Ok, I am really going to date myself here. I have been using computers a long time. A really long time. Probably longer than some of you have been alive. Some of my first computing experiences involved juggling disks, floppy disks, big floppy disks. Hard drives were for the commercial users who had to store all those kilobytes of data or even (Gasp!) megabytes of data. For me one floppy to run the program and one to hold the data was all I needed. The fact that I could put my Professional Write disk in one drive and write a document on the other, spell check it and have it print to a dot matrix printer was pure magic for that time. I was hooked. There was no looking back.
I proceeded to spend money that I didn’t have to feed my habit.
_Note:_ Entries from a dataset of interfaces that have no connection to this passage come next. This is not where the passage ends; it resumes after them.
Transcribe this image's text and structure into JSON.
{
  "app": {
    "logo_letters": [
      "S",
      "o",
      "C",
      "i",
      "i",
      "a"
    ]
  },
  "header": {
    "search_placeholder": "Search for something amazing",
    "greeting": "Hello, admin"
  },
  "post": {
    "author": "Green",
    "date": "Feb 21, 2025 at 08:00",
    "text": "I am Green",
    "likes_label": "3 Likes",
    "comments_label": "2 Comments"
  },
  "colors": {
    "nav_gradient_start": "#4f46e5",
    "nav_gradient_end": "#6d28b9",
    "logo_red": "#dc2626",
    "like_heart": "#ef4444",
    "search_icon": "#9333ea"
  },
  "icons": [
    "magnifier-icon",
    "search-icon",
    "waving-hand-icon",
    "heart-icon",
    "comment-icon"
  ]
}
I bought programs that would change the world forever like WordPerfect, Quattro Pro and dBase (Back then the “Ins” “Del” and “/” keys actually had meaning!). Naturally I needed some robust hardware to run them on. Kaypro, AST, Packard Bell, Tandy, Zenith Data Systems, and Compaq to name a few. This software and hardware was not cheap. Especially by today’s standards. My family and friends thought I was nuts. It was just an expensive hobby that would run it’s coarse they thought. When I told them that this was the future they laughed. At the time a very select few could operate a Texas Instruments BA-II calculator successfully (I wasn’t one of them) so why would anyone mess with these computers?
For a while I thought they may be right. I could see the potential but living in a predominately blue collar area of Western NY I thought I was the only one. I had a PC in my home before modems, internet and well before any business / employers in the area. Then something happened. DOS. Microsofts DOS in my opinion brought computing from the super high tech to an easily digestible form to the masses. Masses being me and what seemed like a few hundred others at the time. With DOS you had a command line, directory structure. Could store files run programs from the same place. Not so coincidentally hard drives were being offered by some PC manufacturers make adaptation even easier.
Then Microsoft hit a real home run with Windows 3.0. With Windows the need to know commands was no longer needed. You could find virtually anything just by looking at your screen and clicking on a folder with this new fancy mouse thing. Now if you could point, click and type you were damn near a computer expert. Now the masses wanted one. Retailers sprung up everywhere as did PC manufacturers. The technology revolution was on! In my opinion, much to the credit of Microsoft and there Windows operating system.
Microsoft was masterful at making computing a learnable experience for all. They successfully integrated their own office suite taking the best from the competition and building on it. They helped office productivity and collaboration with the various server operating systems. They arguably helped make web browsing what it is today by making Internet Explorer a staple in every Windows version. They made computing a somewhat fun and dare I say easier for everyone.
So what went wrong? Why do I think Windows is broken and maybe for good?. It seems to me that they got away from what made them successful in the first place. Maybe they got a little to big for their britches. Rather than making their product attractive, they made it more difficult. Lot’s of bloated code that slows the OS to crawl. In their defense they now have to keep their enterprise customers happy. That is now their cash cow but even that can’t excuse Windows Me, Vista and now Windows 8. With Windows 8 users must disregard virtually every thing they have learned over the years on previous Windows releases.
I hear the term post PC era thrown around quite a bit. I think this is very much Microsofts doing. Windows has become more difficult to use. It is exploited at every turn by malware and viruses. Other PC operating systems have tried such as Linux and Chromebooks. I love Linux and use it every day as my goto OS but even with the likes of Ubuntu, your Grandmother can’t easily find Facebook with it.
Enter iOS and Android. With both you can see everything on the screen. You can find files and folders just by clinking on icons and you don’t even need that old mouse thing anymore. Computing is easy again. Even for Grandma.
Footnote: I have been evaluating Windows 10. I think it shows a lot of promise. It brings back the comfort of the earlier Widows version (Windows 7) and keeps a lot of what they wanted to accomplish with Windows 8. I think it will be a big win for retaining their enterprise customers but I think consumers have moved on.